LifeCycle has also teamed up with Merck Generics - a subsidiary of chemical giant Merck KgaA - through a similar deal for the development of another undisclosed fenofibrate product developed by LyfeCycle, but targeting, this time, the European markets.
Up to 34.5m people in the US suffer from high cholesterol in the blood, and in 2005, global sales of all fenofibrate drugs were estimated at $1.5bn (€1.2bn).
Fenofibrate has proven to be effective at lowering triglyceride (TG) concentrations and increasing high density lipoprotein (HDL), also known as good cholesterol.
The main drawback for oral absorption of drugs with low water-solubility is the transfer of drug substance particles into soluble molecules that can penetrate the gastrointestinal tract and enter the bloodstream.
These new fenofibrate products will be created with LifeCycle's Meltdose technology, a drug-delivery system that improves the bioavailability of compounds with low water-solubility, according to the firm.
LifeCycle said its Meltdose technology allows these solubilised individual molecules to be formulated into tablets and therefore eliminates the primary limitation of oral absorption of drugs.

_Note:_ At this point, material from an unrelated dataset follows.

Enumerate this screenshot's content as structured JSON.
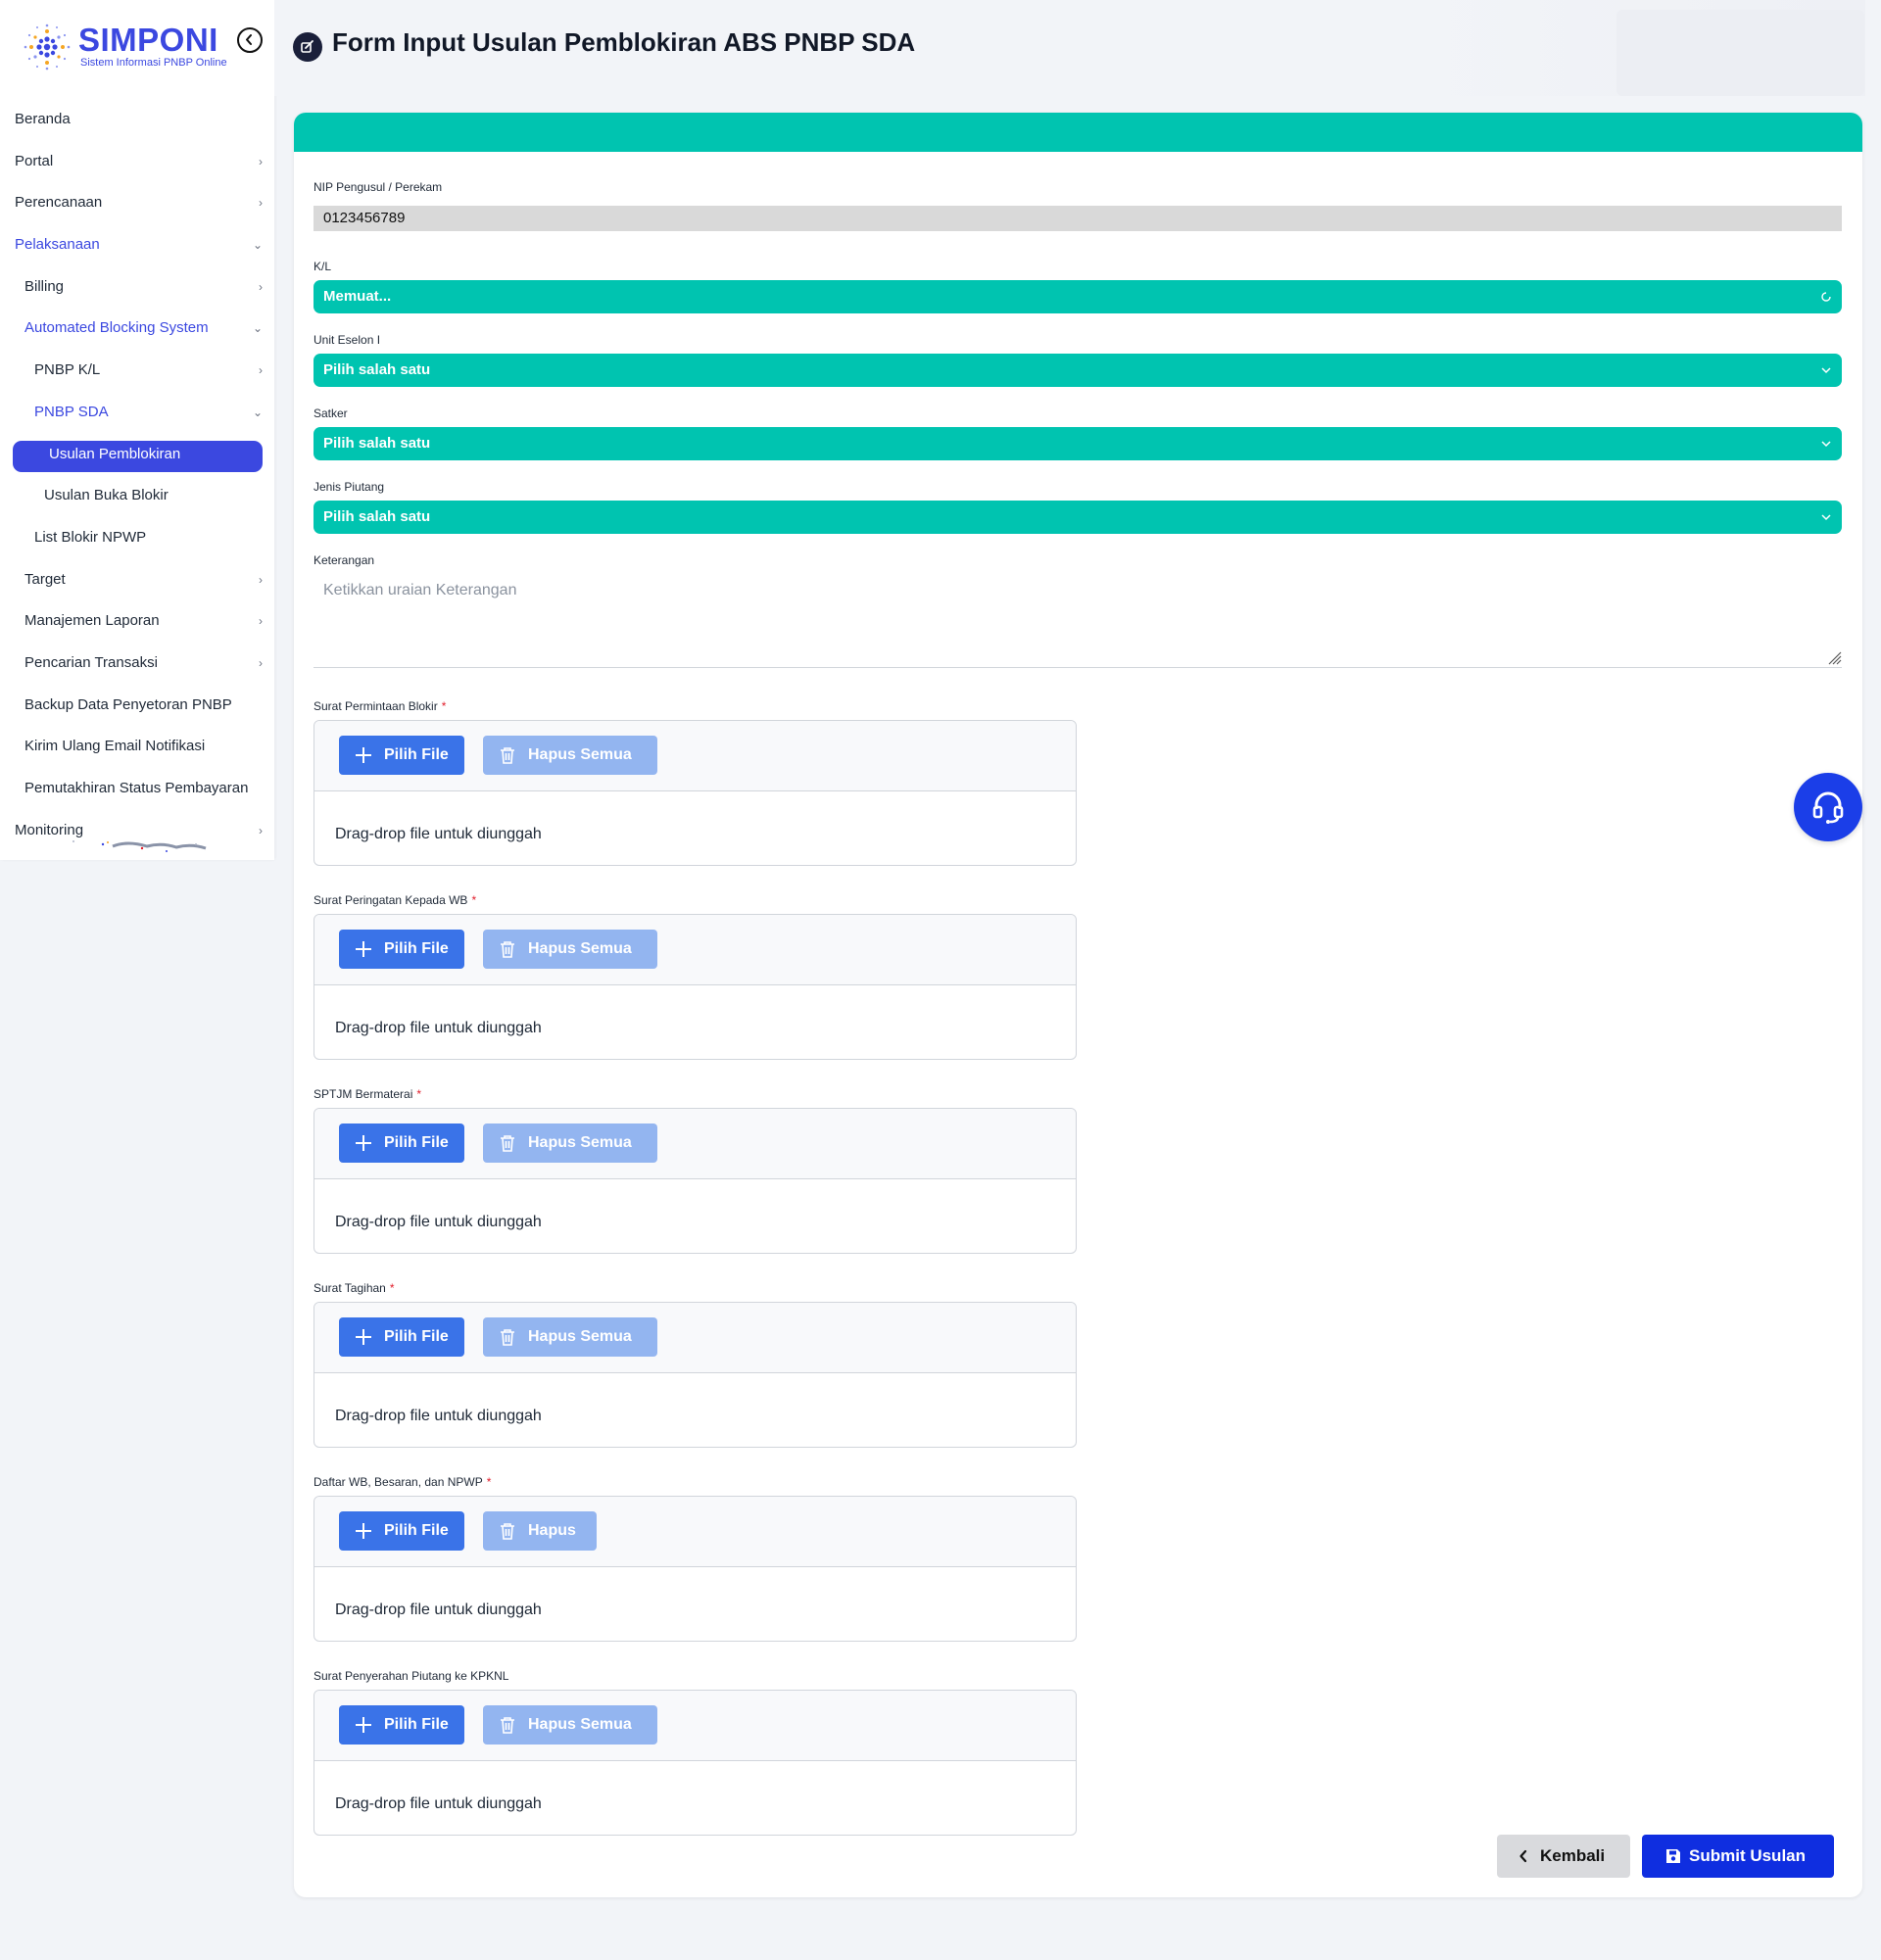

"By decreasing the particle size of the drug substance, it has been possible to increase the bioavailability of a drug substance that would normally be highly water-insoluble," LifeCycle Pharma said.
Meanwhile, LifeCycle has also announced a third agreement, with Lundbeck - the company from which LifeCycle was spun out in June 2002.
Under the terms of the deal, Lundbeck has been granted rights to LifeCycle Pharma's MeltDose technology in connection with Lundbeck's further development of two internal preclinical central nervous system (CNS)-related projects.
LifeCycle Pharma said it will receive milestone payments related to results in the future developments of these projects.
"These new partnerships provide a strong validation of our innovative MeltDose technology which improves the bioavailability of drugs with low water solubility," said Flemming Ornskov, president and CEO of LifeCycle Pharma.
"We are now also a significant step closer to the first commercial launch of a product derived from LifeCycle Pharma's R&D pipeline."
To meet the demand for this market, the Danish firm has also developed a franchise of three fenofibrate products - LCP-Feno, LCP-Fenochol and LCP-AtorFen. The company said it expects to file an application to the Food and Drug Administration (FDA) before the end of the year to market its fist product within its franchise, LCP-FenoChol, in the US.